Posted by Diane
Silverdale, WA, USA
105 posts

Re taking shoes off - I have to say that I got stuck next to a person who not only took her shoes off, but curled her bare feet up on the seat resting them on my thigh. Yuck! I was returning from Europe and had a cold and was hopped up on benadryl - I said nothing that time but should this happen again, there are not enough drugs that will prevent me from having a little chat :-). If you take your shoes off- that's your choice, but please don't inflict your feet on your fellow passengers - literally!

Posted by D.D.
375 posts

Diane, I feel for you. I once had a woman behind me stick her bare foot between my seat and the window, resting it on my armrest. Her toes were inches from my nose. I insisted she remove them from my space. But back to the original question: there are many comfortable clothing choices that also look presentable when you get off the plane. I like pants with a stretchy waistband and a soft layered top. I've seen women wearing their pajamas. I mean actual big plaid flannel pajama pants and furry slippers. Now, that's ridiculous.

Posted by Mme Eli
1170 posts

Comfortable shoes that you can slip off when going through security. Comfortable pants or skirt. I always carry a cardigan for those cold flights and airports, plus I have a nice pair of pants that are very comfortable and I call them my travelling pants. Looks smart enough, but does not restrict me in anyway on the flight. Jeans would be awful (for me), so I never wear them on a flight. This time coming back from Europe, I packed my heavier shoes and wore my little ballerina flats. Was comfy, easy to get on and off and my feet were happy :-) Don't forget a pair of socks for your flight.

Posted by Ellen
Centennial, CO, USA
1617 posts

My normal plane clothing: Black yoga pants (Lululemon that I also use in my yoga classes) Light stylish T-shirt (JCrew) Sports Bra (less pinching, comfortable for sleeping) Light cotton/mix sweater
Toms or my Chaco Sandals (depends on the season of travel) I can wear all this clothing while touring.

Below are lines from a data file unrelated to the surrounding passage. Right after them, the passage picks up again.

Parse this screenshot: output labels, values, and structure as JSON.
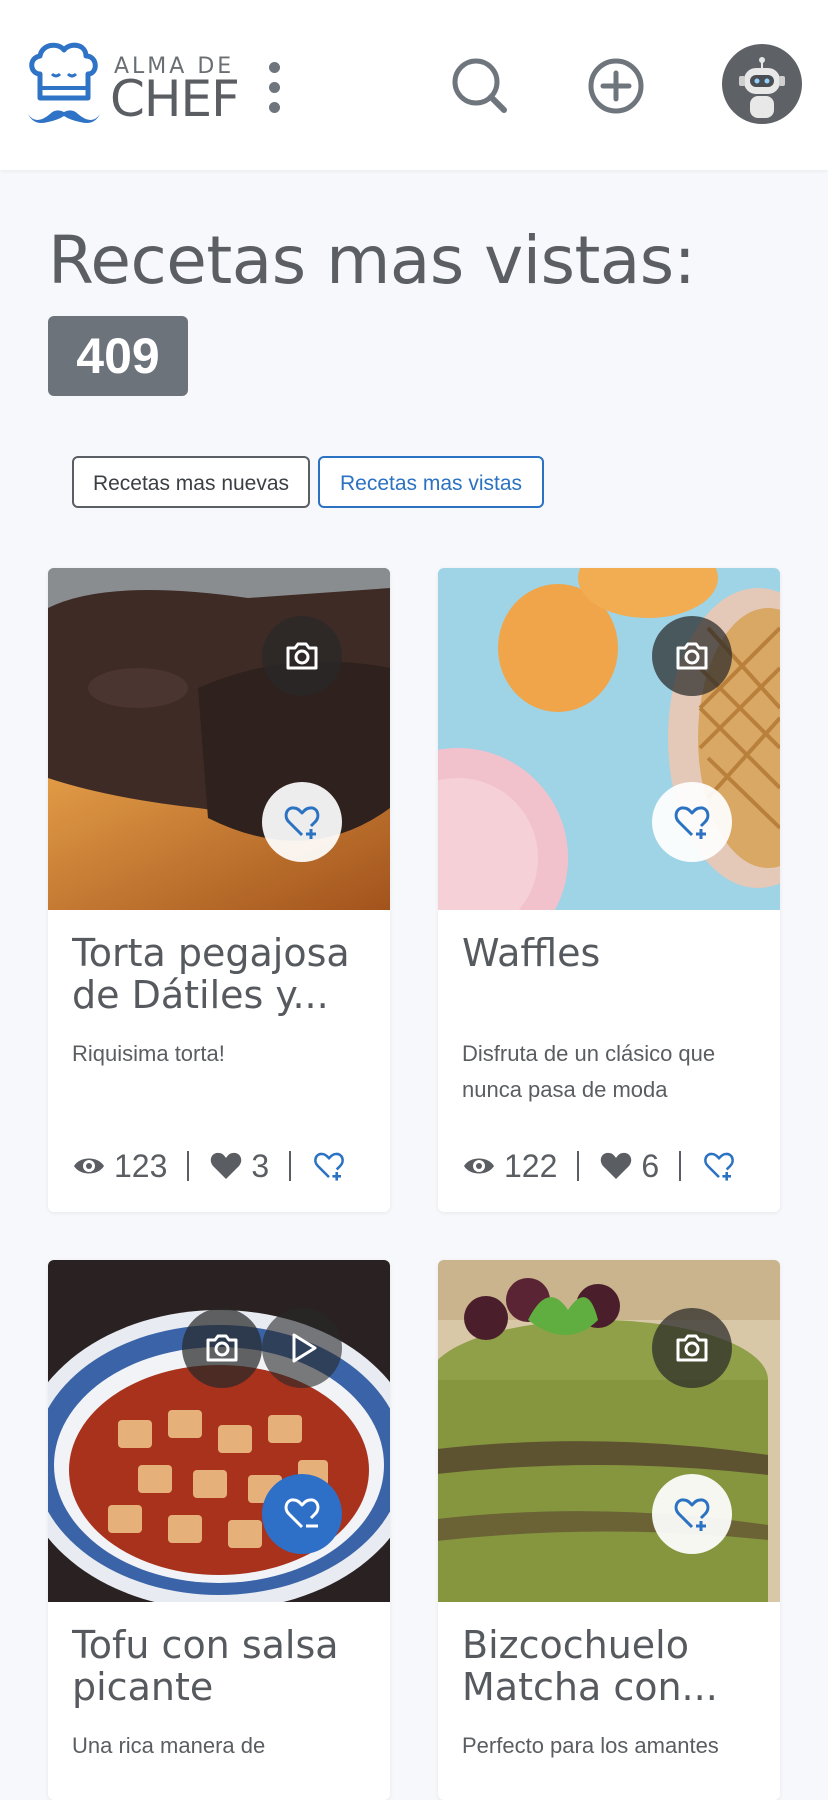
{
  "header": {
    "logo_top": "ALMA DE",
    "logo_bottom": "CHEF",
    "icons": [
      "chef-hat-logo-icon",
      "kebab-menu-icon",
      "search-icon",
      "add-circle-icon",
      "robot-avatar-icon"
    ]
  },
  "page": {
    "title": "Recetas mas vistas:",
    "count": "409"
  },
  "filters": {
    "newest_label": "Recetas mas nuevas",
    "most_viewed_label": "Recetas mas vistas",
    "active": "most_viewed"
  },
  "recipes": [
    {
      "title": "Torta pegajosa de Dátiles y...",
      "description": "Riquisima torta!",
      "views": "123",
      "likes": "3",
      "has_photo": true,
      "has_video": false,
      "favorited": false
    },
    {
      "title": "Waffles",
      "description": "Disfruta de un clásico que nunca pasa de moda",
      "views": "122",
      "likes": "6",
      "has_photo": true,
      "has_video": false,
      "favorited": false
    },
    {
      "title": "Tofu con salsa picante",
      "description": "Una rica manera de",
      "has_photo": true,
      "has_video": true,
      "favorited": true
    },
    {
      "title": "Bizcochuelo Matcha con...",
      "description": "Perfecto para los amantes",
      "has_photo": true,
      "has_video": false,
      "favorited": false
    }
  ],
  "colors": {
    "accent": "#2b72c2",
    "badge": "#6c737b",
    "background": "#f7f8fb"
  }
}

On the plane I find that none of these items bind or pinch. Most of it is Black so travels well and can be mixed with other items in my suitcase. I don't bring extra clothing on board to change into...I deal with wearing the same outfit for 12 -15 hours. Usually wear one pair of earrings, and only travel with one pair.